I think the pandemic is one of the catalysts. Because of the pandemic, we were used to hiding behind screens, and not a lot of social interaction. With schools, we usually had shorter school days, and longer times to complete assignments. The tests were open note and work was always posted online. When we all came back to school in August, it was a complete reality shift from the school-at-home, online life we were used to living. With schooling going back into full swing, pressures got greater and school wasn’t so easy anymore. Social anxiety, comparison to peers, and pressure from school became more prevalent. Society expected us to return to a life that we used to have before the pandemic, but we were not accustomed to it.
– E. This year is many students’ first full year back from quarantine, and for some, it is their first year of high school or their senior year. These times in our lives would be very stressful under normal circumstances, but what we are experiencing now, all these things just pile on to the pile of stress that we experience as teenagers who are still finding themselves. To be honest, I have not found a way to cope with anxiety, stress, depression, or any other challenges I face. When I experience these things, I’m at a loss for what to do, so then it just gets bottled up and who knows what will happen when I can’t hold it in anymore and snap.

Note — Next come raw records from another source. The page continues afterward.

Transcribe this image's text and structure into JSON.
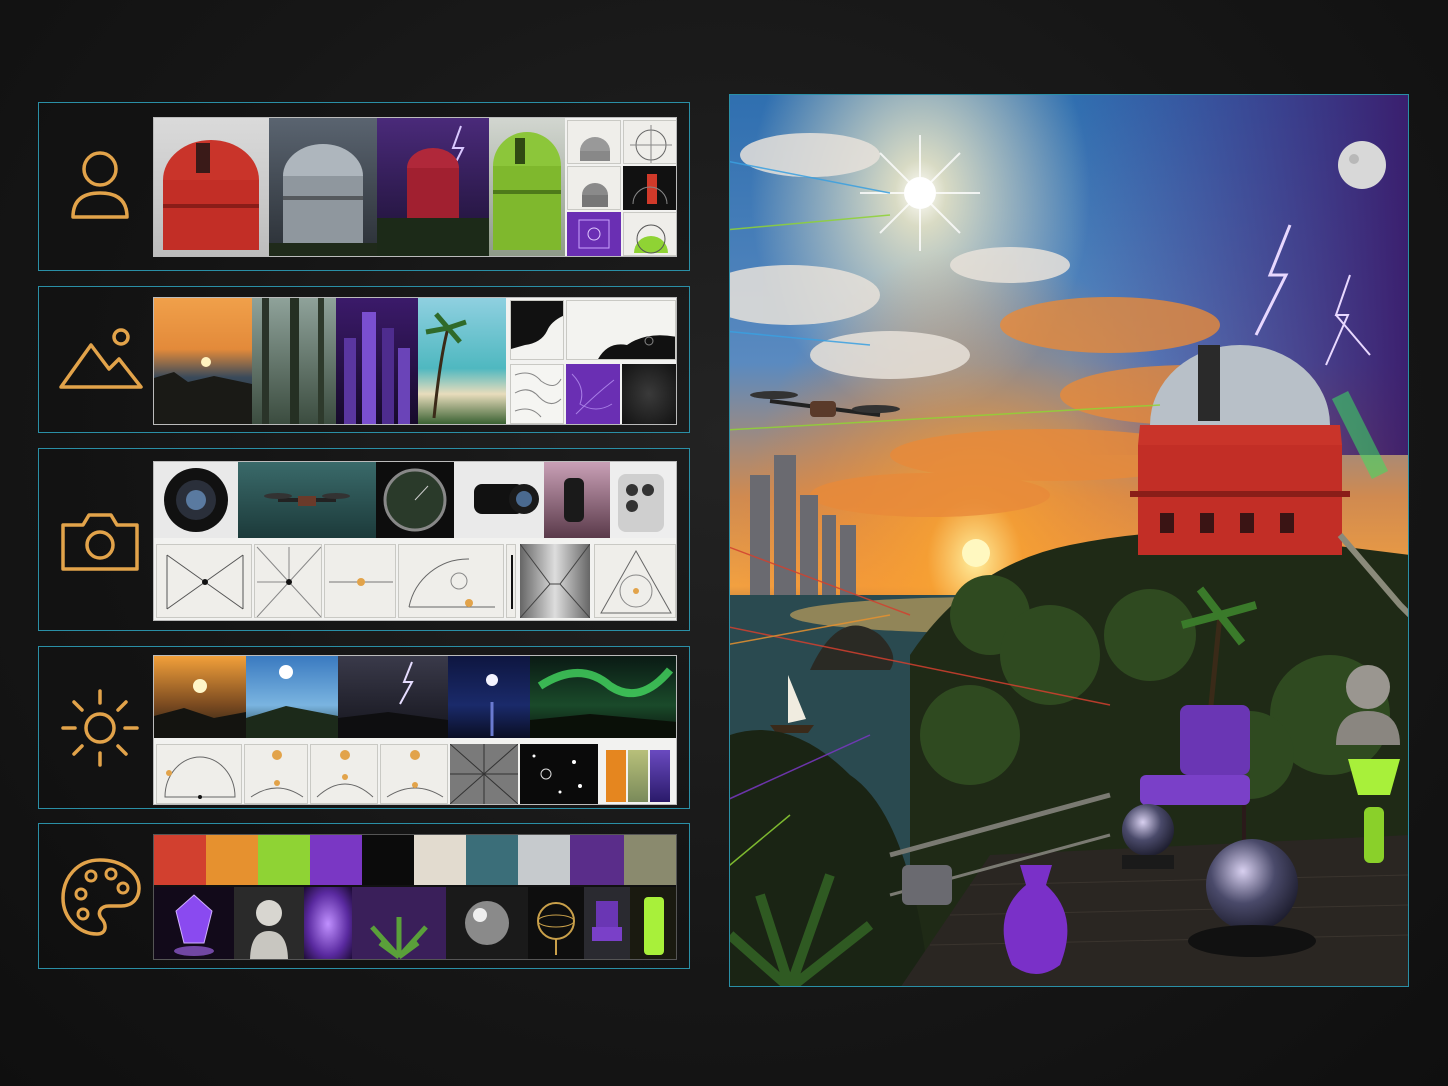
{
  "colors": {
    "panel_border": "#2a8fa6",
    "icon_orange": "#e2a34a",
    "background": "#181818"
  },
  "rows": [
    {
      "id": "subject",
      "icon": "person-icon"
    },
    {
      "id": "scene",
      "icon": "landscape-icon"
    },
    {
      "id": "camera",
      "icon": "camera-icon"
    },
    {
      "id": "lighting",
      "icon": "sun-icon"
    },
    {
      "id": "palette",
      "icon": "palette-icon"
    }
  ],
  "palette_swatches": [
    "#d2402f",
    "#e6912f",
    "#8fd334",
    "#7a37c4",
    "#0b0b0b",
    "#e2dbcf",
    "#3b6e79",
    "#c6cacd",
    "#5a2d8a",
    "#8a8a6e"
  ],
  "gradient_swatches": [
    "#e5861f",
    "#9ea86a",
    "#4b2fa0"
  ],
  "main_image": {
    "icon": "composite-scene-image"
  }
}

What techniques do you use to improve your mental health?
– M. I often find myself stressed or anxious about a variety of different things, and I am yet to find a perfect solution to ease the stress. While the internet can provide intricate ideas and activities to help ease your mental health, I tend to stray toward the simpler things. Sometimes getting out of my room and going outside for even just 5 minutes or grabbing a healthy and fulfilling snack is beneficial to my mental health. Often time talking through worries with a trusted adult or friend helps to look at the big picture, and most of the time I realize that what I am worried about is not as big or important as I made it out to be. Overall, I use many techniques to improve my mental health, including getting fresh air and a snack or talking with someone I trust.
– Z. When I get stressed in school, I like to take a few slow breaths. I also would close my eyes and think about something I like. When I get anxiety, it takes a little more to get over it. I personally like to do the 5-4-3-2-1-coping method. It’s basically acknowledging things in the room that you can touch, see, hear, smell, and feel. It’s so I can ground myself and feel better about the environment I’m in. When I’m home, the thing I do the most is listening to music. Music is so important to me. It lets me go into this whole different world and stop thinking about reality. Sometimes I lay down and listen to music. Or I need to move and I play music that I can dance and jump to.
— G. When I am stressed or anxious, I will just do whatever is stressing me out. Like if I have an essay due, I’ll just do the essay. But if it’s something like a job interview. I will just make sure I’m as prepared as I can be. Sometimes when I’m about to go to sleep I just become anxious for absolutely no reason. When that happens, I will listen to a guided meditation, or just think about something else. To keep my mental health good, I like to wake up early in the morning and go for walks at 4am. It is actually quite relaxing. I also like to keep a clean room and keep all my work done.
By Gilbert Castro | ENC News